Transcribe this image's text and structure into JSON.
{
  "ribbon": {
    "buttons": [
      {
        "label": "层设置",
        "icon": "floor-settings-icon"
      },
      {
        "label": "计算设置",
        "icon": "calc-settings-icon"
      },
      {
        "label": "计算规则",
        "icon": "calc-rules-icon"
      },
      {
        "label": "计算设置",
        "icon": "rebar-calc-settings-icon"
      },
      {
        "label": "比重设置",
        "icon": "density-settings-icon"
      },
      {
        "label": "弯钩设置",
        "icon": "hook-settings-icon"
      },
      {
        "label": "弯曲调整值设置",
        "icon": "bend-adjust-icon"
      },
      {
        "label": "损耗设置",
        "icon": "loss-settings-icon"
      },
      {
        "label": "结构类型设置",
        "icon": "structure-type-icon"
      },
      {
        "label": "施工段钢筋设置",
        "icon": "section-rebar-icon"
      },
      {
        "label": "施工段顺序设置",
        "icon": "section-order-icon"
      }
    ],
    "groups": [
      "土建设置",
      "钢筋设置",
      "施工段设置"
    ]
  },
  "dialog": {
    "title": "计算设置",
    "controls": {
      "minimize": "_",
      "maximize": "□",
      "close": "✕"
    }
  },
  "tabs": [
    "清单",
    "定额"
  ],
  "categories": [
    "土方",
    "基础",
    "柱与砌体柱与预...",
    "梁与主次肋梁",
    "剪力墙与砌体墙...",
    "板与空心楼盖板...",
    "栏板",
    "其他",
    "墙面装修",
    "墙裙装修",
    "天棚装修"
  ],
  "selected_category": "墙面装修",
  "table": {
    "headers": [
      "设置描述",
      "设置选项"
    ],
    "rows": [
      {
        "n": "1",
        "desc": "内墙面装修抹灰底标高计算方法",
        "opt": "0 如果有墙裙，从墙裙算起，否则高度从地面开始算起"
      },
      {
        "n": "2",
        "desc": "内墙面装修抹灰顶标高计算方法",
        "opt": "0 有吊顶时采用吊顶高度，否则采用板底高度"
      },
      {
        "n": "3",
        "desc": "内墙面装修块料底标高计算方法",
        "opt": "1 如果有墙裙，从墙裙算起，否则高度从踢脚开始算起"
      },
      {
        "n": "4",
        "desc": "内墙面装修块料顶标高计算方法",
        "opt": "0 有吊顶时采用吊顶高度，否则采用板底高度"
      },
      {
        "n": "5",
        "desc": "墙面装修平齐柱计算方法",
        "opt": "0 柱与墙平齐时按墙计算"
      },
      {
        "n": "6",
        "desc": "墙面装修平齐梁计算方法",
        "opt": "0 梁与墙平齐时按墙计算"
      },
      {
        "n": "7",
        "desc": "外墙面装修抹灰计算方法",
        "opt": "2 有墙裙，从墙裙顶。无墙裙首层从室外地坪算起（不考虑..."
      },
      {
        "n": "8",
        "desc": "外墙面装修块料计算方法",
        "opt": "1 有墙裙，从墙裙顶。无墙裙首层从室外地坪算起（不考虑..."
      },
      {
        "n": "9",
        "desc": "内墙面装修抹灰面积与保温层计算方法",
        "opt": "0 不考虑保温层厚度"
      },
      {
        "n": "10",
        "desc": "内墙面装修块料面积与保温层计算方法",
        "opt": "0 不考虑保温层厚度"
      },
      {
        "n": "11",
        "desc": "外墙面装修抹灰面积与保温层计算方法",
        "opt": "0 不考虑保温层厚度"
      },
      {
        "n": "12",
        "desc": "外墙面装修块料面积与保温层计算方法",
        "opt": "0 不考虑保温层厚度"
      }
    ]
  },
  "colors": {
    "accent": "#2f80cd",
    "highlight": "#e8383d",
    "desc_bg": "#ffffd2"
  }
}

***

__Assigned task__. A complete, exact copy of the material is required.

__Task output__.
Transcribe this image's text and structure into JSON.
{
  "ribbon": {
    "buttons": [
      {
        "label": "层设置",
        "icon": "floor-settings-icon"
      },
      {
        "label": "计算设置",
        "icon": "calc-settings-icon"
      },
      {
        "label": "计算规则",
        "icon": "calc-rules-icon"
      },
      {
        "label": "计算设置",
        "icon": "rebar-calc-settings-icon"
      },
      {
        "label": "比重设置",
        "icon": "density-settings-icon"
      },
      {
        "label": "弯钩设置",
        "icon": "hook-settings-icon"
      },
      {
        "label": "弯曲调整值设置",
        "icon": "bend-adjust-icon"
      },
      {
        "label": "损耗设置",
        "icon": "loss-settings-icon"
      },
      {
        "label": "结构类型设置",
        "icon": "structure-type-icon"
      },
      {
        "label": "施工段钢筋设置",
        "icon": "section-rebar-icon"
      },
      {
        "label": "施工段顺序设置",
        "icon": "section-order-icon"
      }
    ],
    "groups": [
      "土建设置",
      "钢筋设置",
      "施工段设置"
    ]
  },
  "dialog": {
    "title": "计算设置",
    "controls": {
      "minimize": "_",
      "maximize": "□",
      "close": "✕"
    }
  },
  "tabs": [
    "清单",
    "定额"
  ],
  "categories": [
    "土方",
    "基础",
    "柱与砌体柱与预...",
    "梁与主次肋梁",
    "剪力墙与砌体墙...",
    "板与空心楼盖板...",
    "栏板",
    "其他",
    "墙面装修",
    "墙裙装修",
    "天棚装修"
  ],
  "selected_category": "墙面装修",
  "table": {
    "headers": [
      "设置描述",
      "设置选项"
    ],
    "rows": [
      {
        "n": "1",
        "desc": "内墙面装修抹灰底标高计算方法",
        "opt": "0 如果有墙裙，从墙裙算起，否则高度从地面开始算起"
      },
      {
        "n": "2",
        "desc": "内墙面装修抹灰顶标高计算方法",
        "opt": "0 有吊顶时采用吊顶高度，否则采用板底高度"
      },
      {
        "n": "3",
        "desc": "内墙面装修块料底标高计算方法",
        "opt": "1 如果有墙裙，从墙裙算起，否则高度从踢脚开始算起"
      },
      {
        "n": "4",
        "desc": "内墙面装修块料顶标高计算方法",
        "opt": "0 有吊顶时采用吊顶高度，否则采用板底高度"
      },
      {
        "n": "5",
        "desc": "墙面装修平齐柱计算方法",
        "opt": "0 柱与墙平齐时按墙计算"
      },
      {
        "n": "6",
        "desc": "墙面装修平齐梁计算方法",
        "opt": "0 梁与墙平齐时按墙计算"
      },
      {
        "n": "7",
        "desc": "外墙面装修抹灰计算方法",
        "opt": "2 有墙裙，从墙裙顶。无墙裙首层从室外地坪算起（不考虑..."
      },
      {
        "n": "8",
        "desc": "外墙面装修块料计算方法",
        "opt": "1 有墙裙，从墙裙顶。无墙裙首层从室外地坪算起（不考虑..."
      },
      {
        "n": "9",
        "desc": "内墙面装修抹灰面积与保温层计算方法",
        "opt": "0 不考虑保温层厚度"
      },
      {
        "n": "10",
        "desc": "内墙面装修块料面积与保温层计算方法",
        "opt": "0 不考虑保温层厚度"
      },
      {
        "n": "11",
        "desc": "外墙面装修抹灰面积与保温层计算方法",
        "opt": "0 不考虑保温层厚度"
      },
      {
        "n": "12",
        "desc": "外墙面装修块料面积与保温层计算方法",
        "opt": "0 不考虑保温层厚度"
      }
    ]
  },
  "colors": {
    "accent": "#2f80cd",
    "highlight": "#e8383d",
    "desc_bg": "#ffffd2"
  }
}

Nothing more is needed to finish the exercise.